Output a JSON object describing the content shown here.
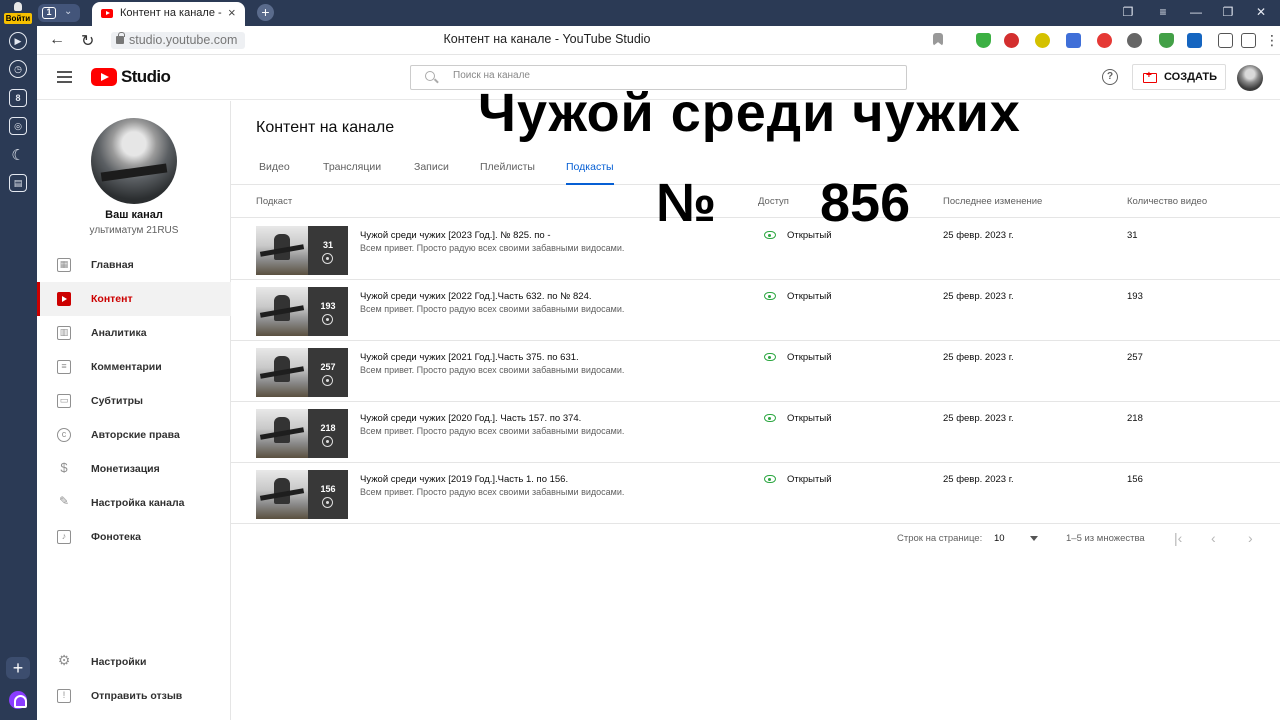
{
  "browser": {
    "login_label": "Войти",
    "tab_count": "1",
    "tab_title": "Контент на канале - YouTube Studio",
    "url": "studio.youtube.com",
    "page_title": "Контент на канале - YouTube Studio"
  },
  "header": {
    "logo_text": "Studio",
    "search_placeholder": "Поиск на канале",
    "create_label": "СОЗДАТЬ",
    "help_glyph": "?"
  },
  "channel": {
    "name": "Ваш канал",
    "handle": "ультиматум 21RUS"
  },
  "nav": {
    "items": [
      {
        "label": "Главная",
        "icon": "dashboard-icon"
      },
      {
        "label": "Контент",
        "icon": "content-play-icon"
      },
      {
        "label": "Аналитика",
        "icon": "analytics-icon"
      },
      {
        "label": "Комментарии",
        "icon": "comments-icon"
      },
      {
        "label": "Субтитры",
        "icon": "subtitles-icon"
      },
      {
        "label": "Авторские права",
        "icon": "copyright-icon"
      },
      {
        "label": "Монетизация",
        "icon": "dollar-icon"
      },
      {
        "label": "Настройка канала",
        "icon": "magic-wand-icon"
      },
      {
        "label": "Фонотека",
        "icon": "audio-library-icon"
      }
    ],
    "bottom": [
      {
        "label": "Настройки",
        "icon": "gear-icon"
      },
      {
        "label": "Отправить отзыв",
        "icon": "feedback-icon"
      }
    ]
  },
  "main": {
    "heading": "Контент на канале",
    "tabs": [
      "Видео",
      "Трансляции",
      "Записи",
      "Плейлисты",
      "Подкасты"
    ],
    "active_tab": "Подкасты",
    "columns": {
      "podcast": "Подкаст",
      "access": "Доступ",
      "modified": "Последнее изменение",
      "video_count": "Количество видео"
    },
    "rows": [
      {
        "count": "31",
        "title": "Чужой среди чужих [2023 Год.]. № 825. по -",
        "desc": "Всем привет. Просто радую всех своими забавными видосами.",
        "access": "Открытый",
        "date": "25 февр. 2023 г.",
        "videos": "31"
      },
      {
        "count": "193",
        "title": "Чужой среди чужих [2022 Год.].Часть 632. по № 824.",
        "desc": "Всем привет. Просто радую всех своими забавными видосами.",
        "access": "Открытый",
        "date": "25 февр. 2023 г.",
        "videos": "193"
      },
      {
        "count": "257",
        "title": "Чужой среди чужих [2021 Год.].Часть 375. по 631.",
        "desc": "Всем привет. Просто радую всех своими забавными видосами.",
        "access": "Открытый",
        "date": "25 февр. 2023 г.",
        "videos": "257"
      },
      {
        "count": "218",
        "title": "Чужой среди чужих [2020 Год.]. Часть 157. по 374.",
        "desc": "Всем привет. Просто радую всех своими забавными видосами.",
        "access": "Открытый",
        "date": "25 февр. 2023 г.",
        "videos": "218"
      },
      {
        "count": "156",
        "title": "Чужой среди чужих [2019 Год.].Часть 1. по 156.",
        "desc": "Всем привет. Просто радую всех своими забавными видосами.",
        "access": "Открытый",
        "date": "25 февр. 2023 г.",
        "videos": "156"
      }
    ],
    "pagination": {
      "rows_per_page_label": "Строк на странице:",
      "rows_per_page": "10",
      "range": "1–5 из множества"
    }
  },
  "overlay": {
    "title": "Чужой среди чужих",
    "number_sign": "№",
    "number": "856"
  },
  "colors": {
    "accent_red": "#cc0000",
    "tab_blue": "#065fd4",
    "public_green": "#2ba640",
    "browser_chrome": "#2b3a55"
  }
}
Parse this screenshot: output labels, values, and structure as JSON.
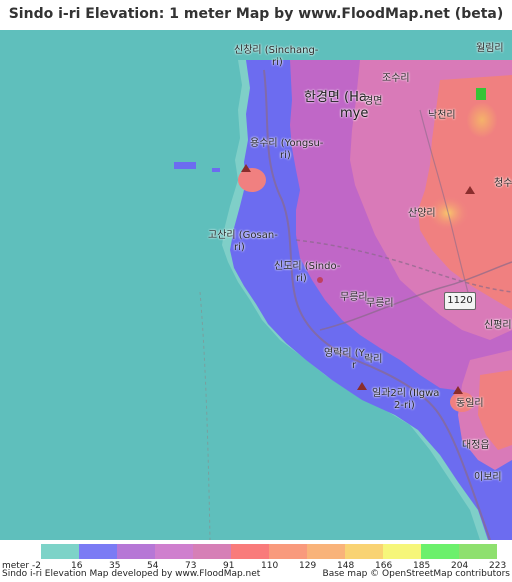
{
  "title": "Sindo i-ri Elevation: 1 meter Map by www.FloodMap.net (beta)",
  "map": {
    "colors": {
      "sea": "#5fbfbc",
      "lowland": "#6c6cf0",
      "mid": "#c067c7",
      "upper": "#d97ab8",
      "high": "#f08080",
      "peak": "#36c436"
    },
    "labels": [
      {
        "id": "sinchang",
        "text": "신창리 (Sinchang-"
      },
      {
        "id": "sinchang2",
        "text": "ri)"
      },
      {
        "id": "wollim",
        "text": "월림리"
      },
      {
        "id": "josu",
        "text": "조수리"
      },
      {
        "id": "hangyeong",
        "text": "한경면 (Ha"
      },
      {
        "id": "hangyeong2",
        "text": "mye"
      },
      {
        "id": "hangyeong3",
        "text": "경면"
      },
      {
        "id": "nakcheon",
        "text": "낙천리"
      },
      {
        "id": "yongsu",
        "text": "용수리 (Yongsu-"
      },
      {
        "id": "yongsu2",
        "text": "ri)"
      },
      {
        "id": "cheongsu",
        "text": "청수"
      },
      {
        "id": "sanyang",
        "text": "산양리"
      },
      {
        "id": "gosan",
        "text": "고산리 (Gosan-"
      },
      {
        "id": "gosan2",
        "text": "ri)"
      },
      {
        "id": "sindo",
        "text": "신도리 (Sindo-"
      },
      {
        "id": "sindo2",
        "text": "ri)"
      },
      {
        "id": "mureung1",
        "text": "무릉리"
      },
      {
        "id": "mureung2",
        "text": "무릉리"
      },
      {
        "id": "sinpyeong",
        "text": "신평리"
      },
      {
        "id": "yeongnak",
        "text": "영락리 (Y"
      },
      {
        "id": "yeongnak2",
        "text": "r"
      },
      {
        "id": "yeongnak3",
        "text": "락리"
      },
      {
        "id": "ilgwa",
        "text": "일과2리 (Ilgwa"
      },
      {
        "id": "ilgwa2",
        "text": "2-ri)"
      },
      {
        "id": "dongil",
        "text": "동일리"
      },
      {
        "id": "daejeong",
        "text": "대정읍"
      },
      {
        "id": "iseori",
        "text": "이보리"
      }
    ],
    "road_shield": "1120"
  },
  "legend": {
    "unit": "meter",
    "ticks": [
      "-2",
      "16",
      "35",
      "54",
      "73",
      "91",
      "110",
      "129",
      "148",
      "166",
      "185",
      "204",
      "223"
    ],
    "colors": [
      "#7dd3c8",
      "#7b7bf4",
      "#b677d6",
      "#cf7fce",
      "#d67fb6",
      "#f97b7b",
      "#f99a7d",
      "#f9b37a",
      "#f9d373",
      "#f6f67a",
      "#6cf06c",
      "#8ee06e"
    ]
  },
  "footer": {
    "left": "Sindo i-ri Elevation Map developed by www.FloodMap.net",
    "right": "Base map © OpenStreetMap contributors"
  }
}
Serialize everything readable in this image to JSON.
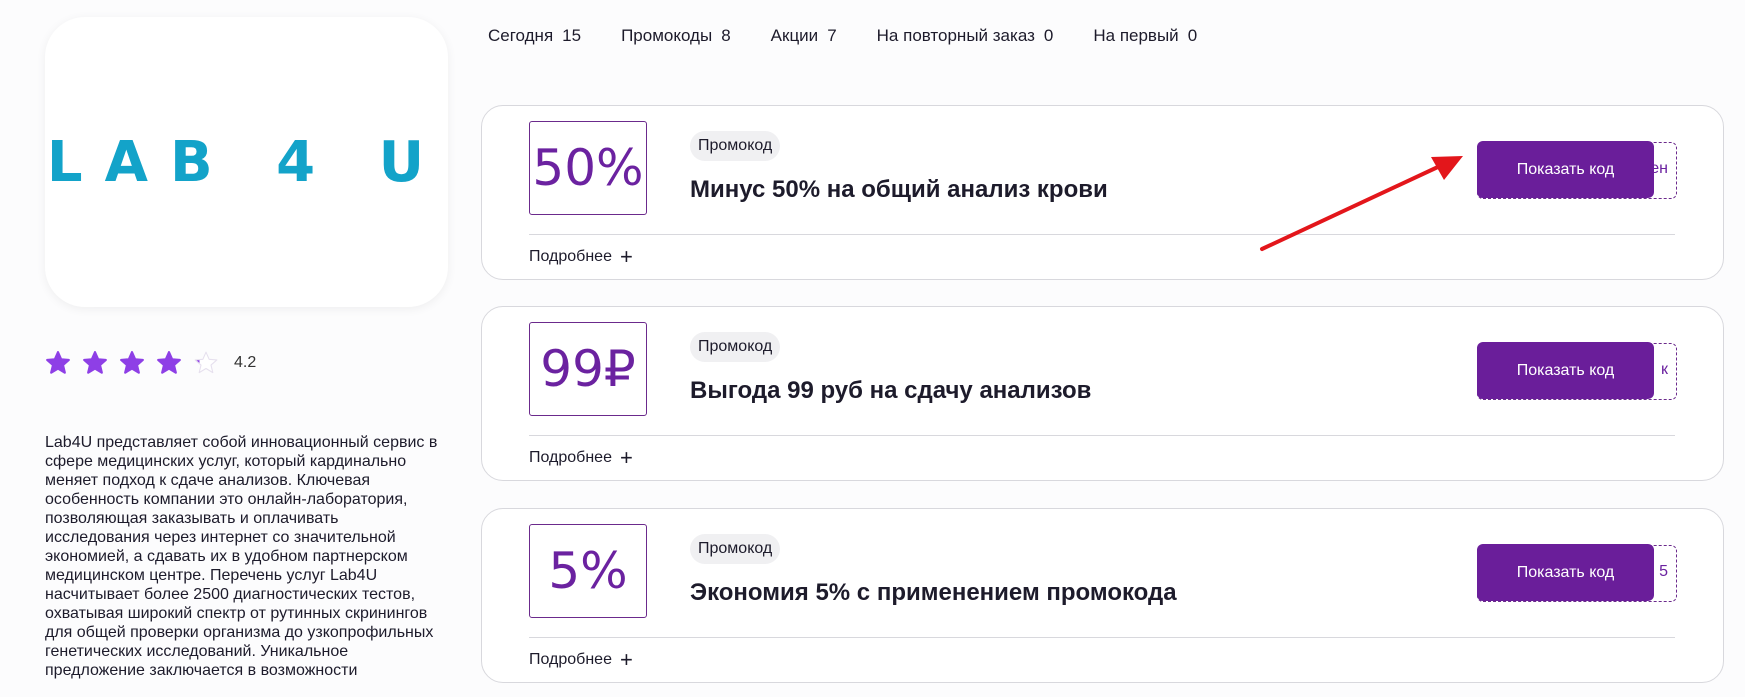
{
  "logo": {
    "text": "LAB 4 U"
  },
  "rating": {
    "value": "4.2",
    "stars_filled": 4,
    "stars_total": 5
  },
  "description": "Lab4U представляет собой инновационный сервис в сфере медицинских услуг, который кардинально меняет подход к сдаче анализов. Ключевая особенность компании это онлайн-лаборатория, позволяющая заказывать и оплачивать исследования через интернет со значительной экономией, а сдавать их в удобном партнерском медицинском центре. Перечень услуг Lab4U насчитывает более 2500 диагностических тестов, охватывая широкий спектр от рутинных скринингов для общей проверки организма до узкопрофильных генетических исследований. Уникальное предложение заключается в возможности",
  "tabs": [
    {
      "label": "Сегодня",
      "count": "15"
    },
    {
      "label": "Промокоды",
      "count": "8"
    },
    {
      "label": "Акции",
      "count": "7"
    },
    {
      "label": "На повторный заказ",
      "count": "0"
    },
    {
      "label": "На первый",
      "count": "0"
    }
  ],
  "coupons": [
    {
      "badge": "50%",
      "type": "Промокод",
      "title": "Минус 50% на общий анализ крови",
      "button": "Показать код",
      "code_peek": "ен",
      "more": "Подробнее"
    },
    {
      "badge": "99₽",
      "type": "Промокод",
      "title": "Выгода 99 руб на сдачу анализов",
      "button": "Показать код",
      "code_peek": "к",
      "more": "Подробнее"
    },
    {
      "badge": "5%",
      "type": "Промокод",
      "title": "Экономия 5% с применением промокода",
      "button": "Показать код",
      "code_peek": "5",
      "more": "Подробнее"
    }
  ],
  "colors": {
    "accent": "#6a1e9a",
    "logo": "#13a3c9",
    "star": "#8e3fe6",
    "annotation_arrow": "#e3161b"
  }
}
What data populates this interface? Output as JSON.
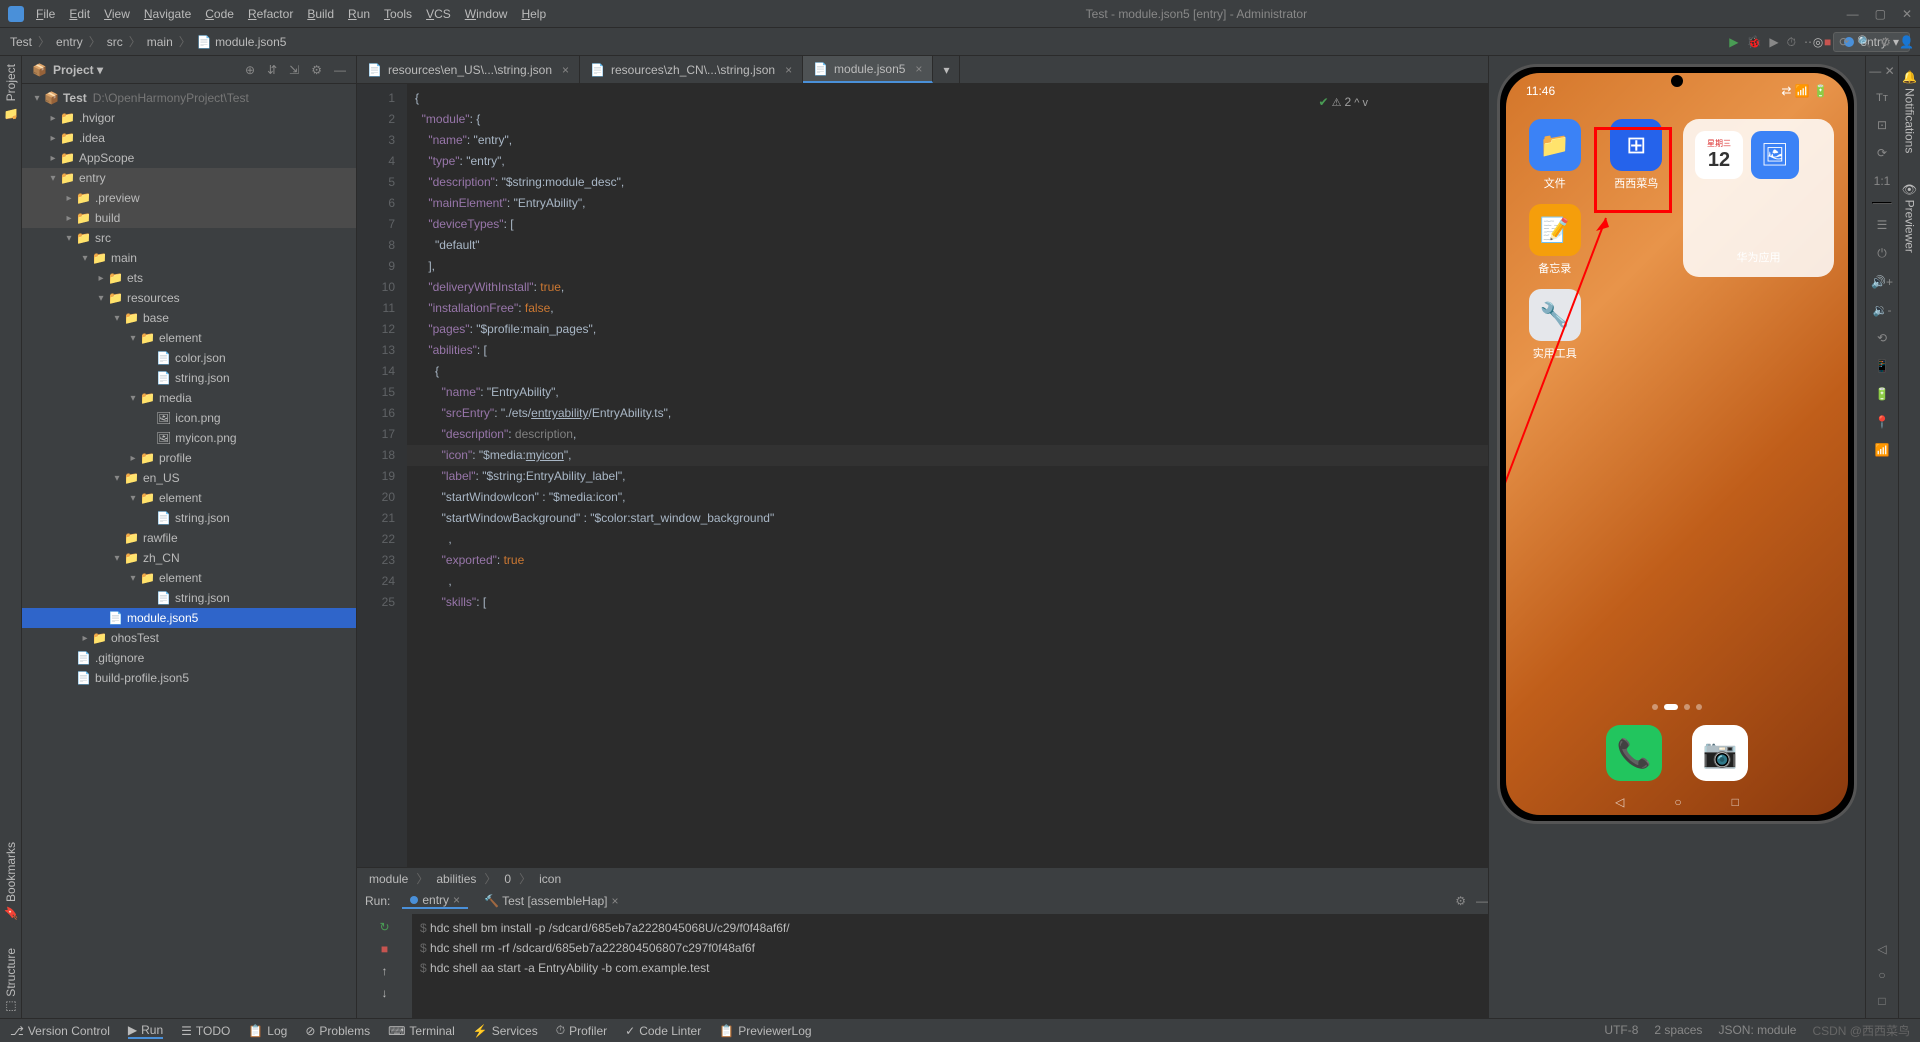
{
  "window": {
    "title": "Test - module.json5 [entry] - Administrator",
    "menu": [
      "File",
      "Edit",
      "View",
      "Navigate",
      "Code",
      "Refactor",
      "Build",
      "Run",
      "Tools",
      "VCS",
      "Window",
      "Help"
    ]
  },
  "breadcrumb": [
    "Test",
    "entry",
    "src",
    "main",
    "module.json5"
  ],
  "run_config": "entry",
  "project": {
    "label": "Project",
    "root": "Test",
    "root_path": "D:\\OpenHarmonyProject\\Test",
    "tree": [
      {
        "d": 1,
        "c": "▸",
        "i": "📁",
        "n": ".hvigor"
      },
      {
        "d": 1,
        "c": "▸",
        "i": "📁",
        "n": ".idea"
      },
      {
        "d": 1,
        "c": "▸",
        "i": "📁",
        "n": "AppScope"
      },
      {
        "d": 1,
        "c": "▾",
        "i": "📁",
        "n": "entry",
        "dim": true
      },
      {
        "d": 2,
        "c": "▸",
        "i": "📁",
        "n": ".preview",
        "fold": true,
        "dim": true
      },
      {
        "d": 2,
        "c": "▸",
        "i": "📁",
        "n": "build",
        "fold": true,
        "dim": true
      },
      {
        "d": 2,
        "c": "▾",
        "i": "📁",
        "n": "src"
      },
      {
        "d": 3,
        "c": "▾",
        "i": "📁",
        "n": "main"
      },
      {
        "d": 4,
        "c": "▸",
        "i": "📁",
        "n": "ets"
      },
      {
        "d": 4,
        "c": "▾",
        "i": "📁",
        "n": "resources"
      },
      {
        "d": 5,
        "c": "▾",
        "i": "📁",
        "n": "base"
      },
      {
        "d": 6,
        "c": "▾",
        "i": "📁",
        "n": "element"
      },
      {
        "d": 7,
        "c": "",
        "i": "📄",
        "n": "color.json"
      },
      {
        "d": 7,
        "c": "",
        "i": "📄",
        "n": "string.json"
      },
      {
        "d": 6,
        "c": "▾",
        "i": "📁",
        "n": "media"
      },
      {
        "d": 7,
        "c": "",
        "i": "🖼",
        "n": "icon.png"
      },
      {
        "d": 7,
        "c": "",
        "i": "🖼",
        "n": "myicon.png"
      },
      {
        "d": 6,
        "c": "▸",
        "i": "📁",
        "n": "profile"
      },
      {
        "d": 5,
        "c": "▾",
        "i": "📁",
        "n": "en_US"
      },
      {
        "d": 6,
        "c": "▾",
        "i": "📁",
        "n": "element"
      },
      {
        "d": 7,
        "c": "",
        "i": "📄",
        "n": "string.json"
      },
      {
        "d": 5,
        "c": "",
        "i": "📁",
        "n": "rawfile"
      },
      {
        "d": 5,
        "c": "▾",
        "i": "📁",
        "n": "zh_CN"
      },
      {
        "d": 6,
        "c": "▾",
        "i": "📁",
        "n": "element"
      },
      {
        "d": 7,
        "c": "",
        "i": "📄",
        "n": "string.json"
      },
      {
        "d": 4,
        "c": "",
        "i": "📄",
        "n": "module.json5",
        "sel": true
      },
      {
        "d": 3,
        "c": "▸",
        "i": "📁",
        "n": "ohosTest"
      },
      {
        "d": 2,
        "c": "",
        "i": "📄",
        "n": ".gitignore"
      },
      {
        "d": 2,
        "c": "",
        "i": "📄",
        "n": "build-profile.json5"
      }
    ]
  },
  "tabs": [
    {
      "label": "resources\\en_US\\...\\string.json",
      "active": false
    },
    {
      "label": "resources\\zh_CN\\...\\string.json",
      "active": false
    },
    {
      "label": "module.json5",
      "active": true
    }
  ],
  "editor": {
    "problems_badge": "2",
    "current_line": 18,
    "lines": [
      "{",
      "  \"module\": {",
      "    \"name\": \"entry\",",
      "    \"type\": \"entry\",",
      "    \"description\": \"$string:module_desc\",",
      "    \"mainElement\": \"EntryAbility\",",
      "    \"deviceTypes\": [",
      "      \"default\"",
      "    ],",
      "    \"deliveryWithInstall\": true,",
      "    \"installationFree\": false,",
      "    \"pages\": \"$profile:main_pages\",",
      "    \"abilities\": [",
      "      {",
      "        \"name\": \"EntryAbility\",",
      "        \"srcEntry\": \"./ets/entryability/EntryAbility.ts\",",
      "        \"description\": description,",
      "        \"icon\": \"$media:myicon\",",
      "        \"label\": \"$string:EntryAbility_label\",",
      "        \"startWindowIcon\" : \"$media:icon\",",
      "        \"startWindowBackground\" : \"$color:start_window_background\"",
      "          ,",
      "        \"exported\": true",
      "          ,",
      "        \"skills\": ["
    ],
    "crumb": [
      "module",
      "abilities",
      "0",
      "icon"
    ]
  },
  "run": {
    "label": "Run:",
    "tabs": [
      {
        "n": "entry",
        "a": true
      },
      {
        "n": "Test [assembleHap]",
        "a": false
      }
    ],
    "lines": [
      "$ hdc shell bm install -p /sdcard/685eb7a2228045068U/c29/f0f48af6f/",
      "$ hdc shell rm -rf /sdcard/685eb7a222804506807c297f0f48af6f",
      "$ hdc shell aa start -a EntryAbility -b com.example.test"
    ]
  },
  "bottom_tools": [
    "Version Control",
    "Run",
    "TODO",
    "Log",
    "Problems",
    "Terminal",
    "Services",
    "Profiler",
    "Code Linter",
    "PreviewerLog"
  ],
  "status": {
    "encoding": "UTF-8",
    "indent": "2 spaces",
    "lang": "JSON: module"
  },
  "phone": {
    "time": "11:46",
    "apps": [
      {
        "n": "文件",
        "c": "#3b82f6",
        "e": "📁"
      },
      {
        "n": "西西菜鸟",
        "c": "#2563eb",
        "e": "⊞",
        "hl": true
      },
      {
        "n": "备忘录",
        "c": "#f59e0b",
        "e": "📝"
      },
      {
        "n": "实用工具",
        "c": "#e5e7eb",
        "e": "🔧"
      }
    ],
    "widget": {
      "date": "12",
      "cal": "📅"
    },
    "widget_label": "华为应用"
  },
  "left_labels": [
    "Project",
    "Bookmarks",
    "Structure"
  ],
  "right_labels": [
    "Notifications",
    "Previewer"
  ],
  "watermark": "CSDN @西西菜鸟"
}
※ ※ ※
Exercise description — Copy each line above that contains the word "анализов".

Response box —
  "description": "Lab4U представляет собой инновационный сервис в сфере медицинских услуг, который кардинально меняет подход к сдаче анализов. Ключевая особенность компании это онлайн-лаборатория, позволяющая заказывать и оплачивать исследования через интернет со значительной экономией, а сдавать их в удобном партнерском медицинском центре. Перечень услуг Lab4U насчитывает более 2500 диагностических тестов, охватывая широкий спектр от рутинных скринингов для общей проверки организма до узкопрофильных генетических исследований. Уникальное предложение заключается в возможности",
      "title": "Выгода 99 руб на сдачу анализов",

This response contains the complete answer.